# ASSIGNMENT:
Count the lines in the following data that include "color". Please write only the number.

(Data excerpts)
===============

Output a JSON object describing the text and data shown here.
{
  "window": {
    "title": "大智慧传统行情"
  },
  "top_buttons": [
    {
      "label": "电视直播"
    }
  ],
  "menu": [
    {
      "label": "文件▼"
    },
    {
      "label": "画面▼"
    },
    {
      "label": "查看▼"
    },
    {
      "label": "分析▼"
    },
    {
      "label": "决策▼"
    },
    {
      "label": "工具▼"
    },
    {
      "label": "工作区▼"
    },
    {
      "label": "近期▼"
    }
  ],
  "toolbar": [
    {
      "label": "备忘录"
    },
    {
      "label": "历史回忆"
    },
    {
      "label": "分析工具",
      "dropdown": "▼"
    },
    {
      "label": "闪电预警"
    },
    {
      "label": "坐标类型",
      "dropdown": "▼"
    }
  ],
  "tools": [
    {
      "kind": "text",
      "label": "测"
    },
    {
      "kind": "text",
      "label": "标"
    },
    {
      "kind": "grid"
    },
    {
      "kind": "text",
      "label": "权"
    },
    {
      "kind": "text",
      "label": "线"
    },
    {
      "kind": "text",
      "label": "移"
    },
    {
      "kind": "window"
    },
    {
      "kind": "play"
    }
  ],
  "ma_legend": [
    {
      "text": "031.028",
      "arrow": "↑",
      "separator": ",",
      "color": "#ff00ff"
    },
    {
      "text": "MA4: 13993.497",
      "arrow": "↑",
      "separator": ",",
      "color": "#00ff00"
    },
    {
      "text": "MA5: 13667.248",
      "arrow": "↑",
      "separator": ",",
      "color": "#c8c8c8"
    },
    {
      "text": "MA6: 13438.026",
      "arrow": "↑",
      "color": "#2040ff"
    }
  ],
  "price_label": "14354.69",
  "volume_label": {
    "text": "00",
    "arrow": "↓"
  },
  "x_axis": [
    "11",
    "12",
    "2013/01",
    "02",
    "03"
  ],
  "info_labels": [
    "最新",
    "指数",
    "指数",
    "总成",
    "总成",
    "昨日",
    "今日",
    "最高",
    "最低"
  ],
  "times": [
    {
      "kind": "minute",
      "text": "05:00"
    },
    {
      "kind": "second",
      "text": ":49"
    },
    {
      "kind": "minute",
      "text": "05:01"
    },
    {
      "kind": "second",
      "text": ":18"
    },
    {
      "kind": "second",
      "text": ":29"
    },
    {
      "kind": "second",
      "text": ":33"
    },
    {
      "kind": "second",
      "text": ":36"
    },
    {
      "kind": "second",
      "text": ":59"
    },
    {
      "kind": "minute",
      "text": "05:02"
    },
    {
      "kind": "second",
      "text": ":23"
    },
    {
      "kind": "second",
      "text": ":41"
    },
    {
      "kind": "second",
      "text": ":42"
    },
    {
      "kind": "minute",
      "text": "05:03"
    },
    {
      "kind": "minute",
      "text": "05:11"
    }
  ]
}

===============

# RESPONSE TO THE EXERCISE:
4